NYT still hasn't forgiven Summers

It's been more than five years when Lawrence Summers shocked hardcore feminists in the U.S. Academia by stating the obvious - namely that the different proportion of women in exact and physical sciences could be related to their biological differences.

Among sensible people, Summers himself would be understood as an amusingly naive feminist who is eager to buy trucks to his daughters. But at Harvard, he was not only failing to be feminist enough but his lack of feminism was even unacceptable.

Now, in 2010, four years after his mostly forced resignation, the New York Times still find it appropriate to attack Summers. A Tamar Lewin wrote an article called

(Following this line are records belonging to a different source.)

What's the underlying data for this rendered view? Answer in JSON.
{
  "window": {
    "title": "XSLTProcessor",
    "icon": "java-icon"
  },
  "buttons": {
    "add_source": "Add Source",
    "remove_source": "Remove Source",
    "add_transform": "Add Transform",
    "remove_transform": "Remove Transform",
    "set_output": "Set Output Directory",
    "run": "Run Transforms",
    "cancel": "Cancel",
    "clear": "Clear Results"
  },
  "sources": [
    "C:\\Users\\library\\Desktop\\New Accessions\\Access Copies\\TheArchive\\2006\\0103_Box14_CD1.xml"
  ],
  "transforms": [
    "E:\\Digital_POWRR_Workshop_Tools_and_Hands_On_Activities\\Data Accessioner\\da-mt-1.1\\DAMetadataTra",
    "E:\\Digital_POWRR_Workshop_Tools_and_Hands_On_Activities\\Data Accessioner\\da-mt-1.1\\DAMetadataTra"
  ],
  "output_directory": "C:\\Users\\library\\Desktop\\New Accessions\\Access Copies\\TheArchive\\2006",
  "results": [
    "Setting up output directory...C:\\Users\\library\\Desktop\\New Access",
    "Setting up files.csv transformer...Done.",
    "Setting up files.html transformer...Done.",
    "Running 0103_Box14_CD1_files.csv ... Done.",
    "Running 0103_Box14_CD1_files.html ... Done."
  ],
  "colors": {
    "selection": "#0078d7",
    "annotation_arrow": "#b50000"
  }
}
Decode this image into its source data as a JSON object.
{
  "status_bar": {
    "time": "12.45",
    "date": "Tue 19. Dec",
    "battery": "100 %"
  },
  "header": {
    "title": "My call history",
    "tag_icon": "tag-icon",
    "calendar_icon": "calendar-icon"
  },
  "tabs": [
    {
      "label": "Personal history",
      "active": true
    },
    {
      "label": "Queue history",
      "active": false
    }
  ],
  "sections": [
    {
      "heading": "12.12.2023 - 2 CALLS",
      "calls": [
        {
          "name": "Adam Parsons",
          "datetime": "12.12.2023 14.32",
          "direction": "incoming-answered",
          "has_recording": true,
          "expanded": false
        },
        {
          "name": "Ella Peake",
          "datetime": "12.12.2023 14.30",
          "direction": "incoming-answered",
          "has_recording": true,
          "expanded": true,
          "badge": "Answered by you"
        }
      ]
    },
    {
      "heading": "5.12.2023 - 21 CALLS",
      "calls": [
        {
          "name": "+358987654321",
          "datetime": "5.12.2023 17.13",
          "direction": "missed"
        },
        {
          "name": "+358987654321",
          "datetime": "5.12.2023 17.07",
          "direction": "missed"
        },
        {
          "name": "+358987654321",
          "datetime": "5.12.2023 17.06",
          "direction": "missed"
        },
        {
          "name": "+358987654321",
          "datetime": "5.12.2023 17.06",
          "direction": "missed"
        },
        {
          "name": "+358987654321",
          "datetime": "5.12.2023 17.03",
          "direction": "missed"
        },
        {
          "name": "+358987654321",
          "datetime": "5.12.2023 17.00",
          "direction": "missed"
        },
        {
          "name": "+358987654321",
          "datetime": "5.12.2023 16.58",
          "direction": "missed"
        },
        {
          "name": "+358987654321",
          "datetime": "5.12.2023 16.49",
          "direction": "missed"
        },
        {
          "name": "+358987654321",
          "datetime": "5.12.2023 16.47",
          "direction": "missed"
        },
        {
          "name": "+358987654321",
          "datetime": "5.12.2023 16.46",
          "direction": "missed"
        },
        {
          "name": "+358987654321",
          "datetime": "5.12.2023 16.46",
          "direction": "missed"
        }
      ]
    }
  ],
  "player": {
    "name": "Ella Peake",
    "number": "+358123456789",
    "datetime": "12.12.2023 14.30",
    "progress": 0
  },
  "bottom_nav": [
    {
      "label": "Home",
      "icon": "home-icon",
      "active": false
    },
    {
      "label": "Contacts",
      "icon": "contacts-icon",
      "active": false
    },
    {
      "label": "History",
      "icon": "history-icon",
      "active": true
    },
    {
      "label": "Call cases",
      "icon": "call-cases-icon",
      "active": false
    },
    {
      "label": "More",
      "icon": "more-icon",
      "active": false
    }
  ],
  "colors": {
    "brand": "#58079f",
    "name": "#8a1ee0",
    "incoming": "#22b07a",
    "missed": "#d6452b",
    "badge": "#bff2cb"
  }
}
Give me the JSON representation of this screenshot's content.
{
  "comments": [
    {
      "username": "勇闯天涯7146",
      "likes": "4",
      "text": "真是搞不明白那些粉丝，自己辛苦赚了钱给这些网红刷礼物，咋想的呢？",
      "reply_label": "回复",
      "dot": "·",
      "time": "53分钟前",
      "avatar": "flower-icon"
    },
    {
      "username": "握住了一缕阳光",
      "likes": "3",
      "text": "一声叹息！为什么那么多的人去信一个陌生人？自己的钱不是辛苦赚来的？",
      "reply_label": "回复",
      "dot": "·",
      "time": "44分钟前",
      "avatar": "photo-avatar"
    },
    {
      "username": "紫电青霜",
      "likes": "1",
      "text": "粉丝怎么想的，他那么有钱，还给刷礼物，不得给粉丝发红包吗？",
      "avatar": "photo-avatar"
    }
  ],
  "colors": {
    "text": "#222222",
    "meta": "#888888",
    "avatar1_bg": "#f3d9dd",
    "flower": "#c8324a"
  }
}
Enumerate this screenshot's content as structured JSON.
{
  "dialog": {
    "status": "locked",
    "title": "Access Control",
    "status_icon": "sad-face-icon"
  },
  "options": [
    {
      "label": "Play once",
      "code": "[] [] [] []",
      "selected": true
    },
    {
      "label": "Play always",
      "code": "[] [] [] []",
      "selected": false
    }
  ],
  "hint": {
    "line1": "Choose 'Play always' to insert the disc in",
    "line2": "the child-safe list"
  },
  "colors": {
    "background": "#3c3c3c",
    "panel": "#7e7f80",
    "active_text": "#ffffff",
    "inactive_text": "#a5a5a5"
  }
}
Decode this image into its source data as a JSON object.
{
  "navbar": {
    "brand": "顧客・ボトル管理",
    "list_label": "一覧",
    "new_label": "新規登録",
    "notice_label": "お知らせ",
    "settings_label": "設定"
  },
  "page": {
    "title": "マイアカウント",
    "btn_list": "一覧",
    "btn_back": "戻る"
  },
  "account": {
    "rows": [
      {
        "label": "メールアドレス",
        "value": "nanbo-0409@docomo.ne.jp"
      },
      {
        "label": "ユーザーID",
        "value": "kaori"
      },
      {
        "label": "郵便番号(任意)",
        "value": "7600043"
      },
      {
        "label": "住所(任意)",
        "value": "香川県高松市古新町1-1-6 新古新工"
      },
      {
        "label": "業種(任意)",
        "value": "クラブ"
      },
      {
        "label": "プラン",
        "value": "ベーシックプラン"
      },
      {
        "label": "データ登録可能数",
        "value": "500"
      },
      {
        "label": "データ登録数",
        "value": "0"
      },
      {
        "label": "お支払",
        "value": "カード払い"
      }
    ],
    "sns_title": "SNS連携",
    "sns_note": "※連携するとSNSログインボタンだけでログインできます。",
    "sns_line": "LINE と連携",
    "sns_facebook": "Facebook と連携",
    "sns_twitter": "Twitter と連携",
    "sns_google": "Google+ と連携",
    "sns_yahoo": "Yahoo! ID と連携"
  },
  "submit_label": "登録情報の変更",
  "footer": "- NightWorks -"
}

Women making gains on faculty at Harvard
It's being celebrated that women get extra \$20,000 per year just for being women or mothers. Other "culture shifts" are praised, too. Various infamous Harvard feminists are mentioned - although many of them refused to be interviewed.

Howard Georgi didn't. He said that having a female president doesn't make a difference but "not having Larry" does. A pretty bad kick into the balls from a person who would pretend to have been Larry's friend and who would play tennis with him.

Despite the stunningly artificial attempts to social-engineer a higher percentage of women in physics, the numbers aren't changing. Georgi admits: “Women who concentrate in the field are happier now,” he added, “but there hasn’t been a dramatic change in the numbers coming in, and that’s a little frustrating and puzzling.”

The airplanes don't land.

Well, I am sure that if someone gets extra tens of thousands of dollars a year for having a vagina, or similar advantages, she may be slightly happier than before. But I wonder whether long years of experimental evidence fail to be enough for Mr Georgi to realize that his opinions about women's innate aptitude could be a pseudoscience, after all. So far he seems more certain about his delusions that an average Muslim fundamentalist.

And that's the memo.

Hat tip: Media Research Center